Hall of Fame related news continues for us, as Canada’s Sports Hall of Fame has announced that six athletes and five builders will be entering their Hall.
The six new athletes are:
Jackie Barrett: Barrett won 13 Gold Medals at the Special Olympics World Summer Games.
Sonja Gaudet: Gaudet won three Gold Medals at the Paralympics (2006, 2010 & 2014) in Wheelchair Curling.
Diane Jones-Konihowski: Competing as a Pentathlete, Jones-Konihowski won the Gold Medal at the 1978 Commonwealth Games and the 1975 and 1979 Pan American Games.
Lorie Kane: From Charlottetown, Prince Edward Island, Kane won four tournaments on the LPGA Tour with seven other significant wins. She was inducted into the Canadian Golf Hall of Fame in 2016.
Eric Lamaze and Hickstead: Lamaze was a successful showjumper and with his horse, Hickstead won the Olympic Gold Medal in Individual Jumping in the 2008 Olympics and the Silver in Team Jumping. Hickstead passed away in 2011, and Lamaze won a Bronze in Individual Jumping at the 2016 Olympics with his new horse, Derly Chin De Muze.
Steve Nash: Nash played 18 seasons in the National Basketball Association playing for Phoenix, Dallas and the Los Angeles Lakers. The Point Guard blossomed in the second half of his career, where he was a two-time MVP, three-time First Team All-NBA, eight-time All-Star and five-time Assists Leader. Nash won the Lou Marsh Trophy in 2005, and the Lionel Conacher Award three times (2002, 2005 & 2006), and he was inducted into the Naismith Basketball Hall of Fame in 2018.
The five new builders are:
Duncan Campbell: A teenage athlete from Winnipeg, Manitoba, Campbell broke his neck while diving at age 17, breaking his neck and paralyzing from the waist down. Campbell co-invented “murderball”, which morphed into wheelchair rugby. Nicknamed the “Quadfather”, Campbell was inducted into the BC Sports Hall of Fame in 2015.
Sheldon Kennedy: Kennedy had a ten-year career in the National Hockey League. Late in his career, he came forward with how he was sexually abused by his junior hockey coach. Following that admission, he raised awareness for sexual abuse victims, which included rollerblading across Canada. He was named to the Order of Hockey of Canada this year, and remains a leading advocate in fighting sexual abuse.
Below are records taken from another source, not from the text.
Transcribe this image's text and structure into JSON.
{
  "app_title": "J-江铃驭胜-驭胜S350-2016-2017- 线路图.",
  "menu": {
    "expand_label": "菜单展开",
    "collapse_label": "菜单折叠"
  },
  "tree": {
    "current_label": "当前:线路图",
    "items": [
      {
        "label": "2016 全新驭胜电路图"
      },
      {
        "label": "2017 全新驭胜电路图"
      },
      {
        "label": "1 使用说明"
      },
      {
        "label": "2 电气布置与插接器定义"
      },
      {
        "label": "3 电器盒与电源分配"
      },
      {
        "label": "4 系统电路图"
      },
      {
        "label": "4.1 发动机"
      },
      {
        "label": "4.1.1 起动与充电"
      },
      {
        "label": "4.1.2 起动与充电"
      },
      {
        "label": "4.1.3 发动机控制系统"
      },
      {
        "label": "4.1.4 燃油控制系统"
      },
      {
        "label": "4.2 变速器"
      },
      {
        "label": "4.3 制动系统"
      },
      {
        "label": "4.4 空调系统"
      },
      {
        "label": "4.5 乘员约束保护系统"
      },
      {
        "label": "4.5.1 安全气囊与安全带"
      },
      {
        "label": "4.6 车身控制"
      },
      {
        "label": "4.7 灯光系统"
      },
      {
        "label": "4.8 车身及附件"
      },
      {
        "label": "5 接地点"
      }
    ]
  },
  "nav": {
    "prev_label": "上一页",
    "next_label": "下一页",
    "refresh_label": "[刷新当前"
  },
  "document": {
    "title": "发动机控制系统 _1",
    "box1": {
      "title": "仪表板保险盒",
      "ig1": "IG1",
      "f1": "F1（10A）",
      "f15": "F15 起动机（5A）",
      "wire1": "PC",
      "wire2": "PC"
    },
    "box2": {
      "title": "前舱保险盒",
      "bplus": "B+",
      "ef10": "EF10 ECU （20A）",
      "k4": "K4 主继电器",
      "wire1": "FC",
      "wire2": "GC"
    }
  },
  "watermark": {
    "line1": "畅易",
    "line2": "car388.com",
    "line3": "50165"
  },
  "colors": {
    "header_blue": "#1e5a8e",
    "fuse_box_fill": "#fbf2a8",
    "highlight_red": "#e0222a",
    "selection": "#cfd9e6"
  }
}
Judy Kent: Kent was a past President of Commonwealth Games Canada.
Willie O’Ree: O’Ree was the first black hockey player to reach the National Hockey League, participating in 41 Games with the Boston Bruins. The trailblazer from Fredericton, New Brunswick was chosen for the Hockey Hall of Fame in 2018.
Ross Powless: Powless was a Mohawk lacrosse player of Six Nations, and he helped build the sport across the country.
Canada’s Sports Hall of Fame has been in existence since 1955, and is currently housed in Calgary, Alberta. With this impending induction, the Hall will now house 681 Athletes and Builders. Due to COVID-19, the induction gala that would normally happen this fall, has been postponed until 2021.
We here at Notinhalloffame.com would like to congratulate the newest members of Canada’s Sports Hall of Fame.